### Work required
How many lines in the data below contain the word "button"? State only the number.

--- Supplied entries Enclosed Below ---

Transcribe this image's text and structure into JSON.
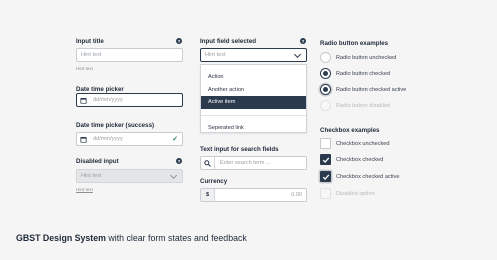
{
  "input_title": {
    "label": "Input title",
    "placeholder": "Hint text",
    "hint": "Hint text"
  },
  "date_picker": {
    "label": "Date time picker",
    "placeholder": "dd/mm/yyyy"
  },
  "date_picker_success": {
    "label": "Date time picker (success)",
    "placeholder": "dd/mm/yyyy"
  },
  "disabled_input": {
    "label": "Disabled input",
    "placeholder": "Hint text",
    "hint": "Hint text"
  },
  "selected_field": {
    "label": "Input field selected",
    "placeholder": "Hint text",
    "menu": [
      "Action",
      "Another action",
      "Active item"
    ],
    "menu_extra": "Seperated link",
    "active_index": 2
  },
  "search_field": {
    "label": "Text input for search fields",
    "placeholder": "Enter search term ..."
  },
  "currency": {
    "label": "Currency",
    "symbol": "$",
    "value": "0.00"
  },
  "radio_group": {
    "title": "Radio button examples",
    "items": [
      {
        "label": "Radio button unchecked",
        "state": "unchecked"
      },
      {
        "label": "Radio button checked",
        "state": "checked"
      },
      {
        "label": "Radio button checked active",
        "state": "checked-active"
      },
      {
        "label": "Radio button disabled",
        "state": "disabled"
      }
    ]
  },
  "checkbox_group": {
    "title": "Checkbox examples",
    "items": [
      {
        "label": "Checkbox unchecked",
        "state": "unchecked"
      },
      {
        "label": "Checkbox checked",
        "state": "checked"
      },
      {
        "label": "Checkbox checked active",
        "state": "checked-active"
      },
      {
        "label": "Disabled option",
        "state": "disabled"
      }
    ]
  },
  "footer": {
    "brand": "GBST Design System",
    "tagline": " with clear form states and feedback"
  },
  "icons": {
    "help": "?",
    "check": "✓"
  },
  "colors": {
    "primary": "#2c3a4e",
    "success": "#2e7d4f",
    "background": "#f5f5f5"
  }
}
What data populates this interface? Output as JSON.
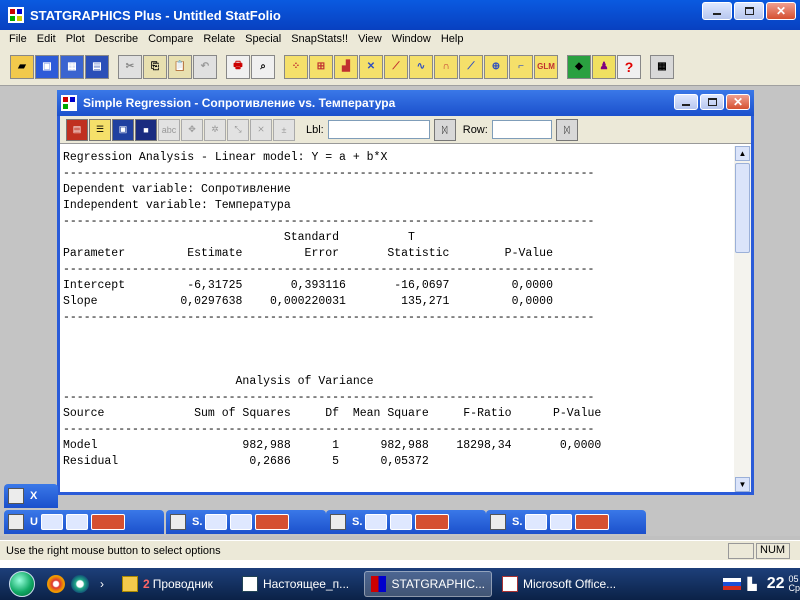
{
  "app": {
    "title": "STATGRAPHICS Plus - Untitled StatFolio",
    "minimize_glyph": "",
    "close_glyph": "✕"
  },
  "menu": [
    "File",
    "Edit",
    "Plot",
    "Describe",
    "Compare",
    "Relate",
    "Special",
    "SnapStats!!",
    "View",
    "Window",
    "Help"
  ],
  "child": {
    "title": "Simple Regression - Сопротивление vs. Температура",
    "lbl_label": "Lbl:",
    "row_label": "Row:",
    "lbl_value": "",
    "row_value": ""
  },
  "report_lines": [
    "Regression Analysis - Linear model: Y = a + b*X",
    "-----------------------------------------------------------------------------",
    "Dependent variable: Сопротивление",
    "Independent variable: Температура",
    "-----------------------------------------------------------------------------",
    "                                Standard          T",
    "Parameter         Estimate         Error       Statistic        P-Value",
    "-----------------------------------------------------------------------------",
    "Intercept         -6,31725       0,393116       -16,0697         0,0000",
    "Slope            0,0297638    0,000220031        135,271         0,0000",
    "-----------------------------------------------------------------------------",
    "",
    "",
    "",
    "                         Analysis of Variance",
    "-----------------------------------------------------------------------------",
    "Source             Sum of Squares     Df  Mean Square     F-Ratio      P-Value",
    "-----------------------------------------------------------------------------",
    "Model                     982,988      1      982,988    18298,34       0,0000",
    "Residual                   0,2686      5      0,05372"
  ],
  "minimized": [
    {
      "label": "U"
    },
    {
      "label": "S."
    },
    {
      "label": "S."
    },
    {
      "label": "S."
    },
    {
      "label": "X"
    }
  ],
  "status": {
    "hint": "Use the right mouse button to select options",
    "num": "NUM"
  },
  "taskbar": {
    "tasks": [
      {
        "label": "Проводник",
        "badge": "2"
      },
      {
        "label": "Настоящее_п..."
      },
      {
        "label": "STATGRAPHIC..."
      },
      {
        "label": "Microsoft Office..."
      }
    ],
    "clock_hour": "22",
    "clock_min": "05",
    "clock_sub": "Cp"
  },
  "colors": {
    "title_blue": "#0a5ae0",
    "child_blue": "#2a5bd8",
    "close_red": "#d55030"
  }
}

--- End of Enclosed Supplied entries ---

### Solution
6